5 daily habits to make you become a more productive student in college.
Less than a month of starting college, it’s been a slight struggle to fit the new structure of college routines into my personal routine, as I’ve been used to a different kind of routine over the years, and most of the struggles as I’ve come to learn are easily conquered with just a few tweaks to my personal routine.
College as I’ve come to understand is a maze! A somewhat ordered flow of routines is created to shape our experience in the system. This ordered flow of things is a blessing, but can easily become tiring, especially if there’s a lack of orderly flow in your affairs as a student.
The good part is, getting in sync with the flow of college structure isn’t as difficult as it could seem. After a few weeks of practice and you’re well on your way to becoming a productive student in college. Some of these habits will also create a lot of positive effects in your personal life.
Below are some of the habits, as I’ve learnt to become part of my daily routine while in college:
1. Wake up early
Everything begins here. It’s honestly not up for debate. Waking up early helps you set the tone for a productive day. Not saying you can’t turn out to have a productive day if you choose to wake up later, but what are the chances that you actually do get yourself in sync with the day if you spring out of bed and race to class without any proper sense of what’s required for the day.
Outside the mental benefits and even soulful benefits (if spirituality is a part of your being), waking up early just boosts your psyche and gives you a strong mental edge for yourself that you’ll carry out throughout the day, besides you’ve got to get out of bed early especially if you’re hoping to save yourself a front sit in the lecture room, which can get really crowded when lectures aren’t streamlined (folks from my college will understand this).
2. Skip breakfast
This one is slightly tricky, as you’ll need to be aware of your health risks before you decide to skip breakfast but it has personally helped me position myself better in certain situations.
I tend not to fall asleep during early classes when I skip breakfast than when I actually do. Sometimes listening to a lecture that seems uninteresting with a full stomach could cause you to fall asleep and that can pretty much linger on you the whole day.
Of course, if having breakfast is crucial for you, be sure to get something to eat, but be conscious not to overload yourself.
3. Take hourly naps every evening
Rest is great! But why advocate for evening naps? The use of evening naps for at least an hour is mainly for two reasons.
Firstly, to help you unwind from college work. Secondly, to prepare you for some study later in the evening.
Certainly, I don’t always take evening naps as sometimes I’m guilty of going past one hour and just end up sleeping for two to three hours, but then when I awake, I’m usually alert to study (not that I end up studying anyways) but this can also be a useful tool in your arsenal to becoming productive.
4. Complete assignments promptly

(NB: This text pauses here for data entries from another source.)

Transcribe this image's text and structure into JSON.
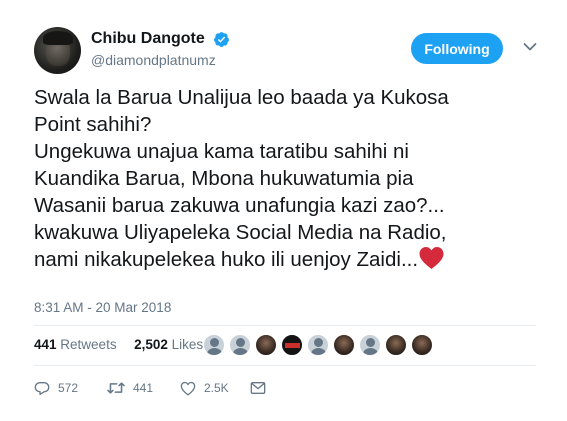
{
  "user": {
    "display_name": "Chibu Dangote",
    "handle": "@diamondplatnumz"
  },
  "follow_button": {
    "label": "Following"
  },
  "tweet": {
    "lines": [
      "Swala la Barua Unalijua leo baada ya Kukosa",
      "Point sahihi?",
      "Ungekuwa unajua kama taratibu sahihi ni",
      "Kuandika Barua, Mbona hukuwatumia pia",
      "Wasanii barua zakuwa unafungia kazi zao?...",
      "kwakuwa Uliyapeleka Social Media na Radio,",
      "nami nikakupelekea huko ili uenjoy Zaidi..."
    ],
    "emoji": "red-heart"
  },
  "timestamp": "8:31 AM - 20 Mar 2018",
  "stats": {
    "retweets_count": "441",
    "retweets_label": "Retweets",
    "likes_count": "2,502",
    "likes_label": "Likes"
  },
  "actions": {
    "replies": "572",
    "retweets": "441",
    "likes": "2.5K"
  },
  "colors": {
    "accent": "#1da1f2",
    "text": "#14171a",
    "muted": "#657786",
    "heart": "#d42a3c",
    "retweet_icon": "#17bf63"
  },
  "icons": [
    "verified-icon",
    "chevron-down-icon",
    "reply-icon",
    "retweet-icon",
    "like-icon",
    "message-icon"
  ]
}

By promptly, I mean on the day they’re given. This would save you from slightly embarrassing situations such as having to copy through assignments right in class, besides it gives you the opportunity to revise the day’s lecture and filter more information you may have missed while solidifying the ones you got.
5. Plan out the next day
This is perhaps the most important piece of your daily habits that you should practice with consistency. Planning the next day ahead.
With a plan for the next day, not only does your mind settles in to get off on a great start, you’ll be giving yourself a really good headstart on the coming events of the next day, especially when you decide to wake up early.
Over time, I’ve known my performance to be better on days where I have my objectives spelt out the day before, than on days when I choose to be spontaneous.
You can be spontaneous and still remain productive, but when dealing with college and how it’s structured, being spontaneous will simply just lead to you becoming lackadaisical, and that’ll, in turn, hurt your productivity which in turn could hurt your performance.
So far, the college has been a lot of work, and personally, I still have a lot of catching up to do, since many of the courses require a decent amount of intentional study to even at least make the cut.
Of course, there’s more you can add to become more productive, but I wouldn’t go on being a college psychologist just yet, as I’m also here experiencing it like everyone else, but these few tips would certainly give you a grounded feel for how you can possibly make the most use of college education.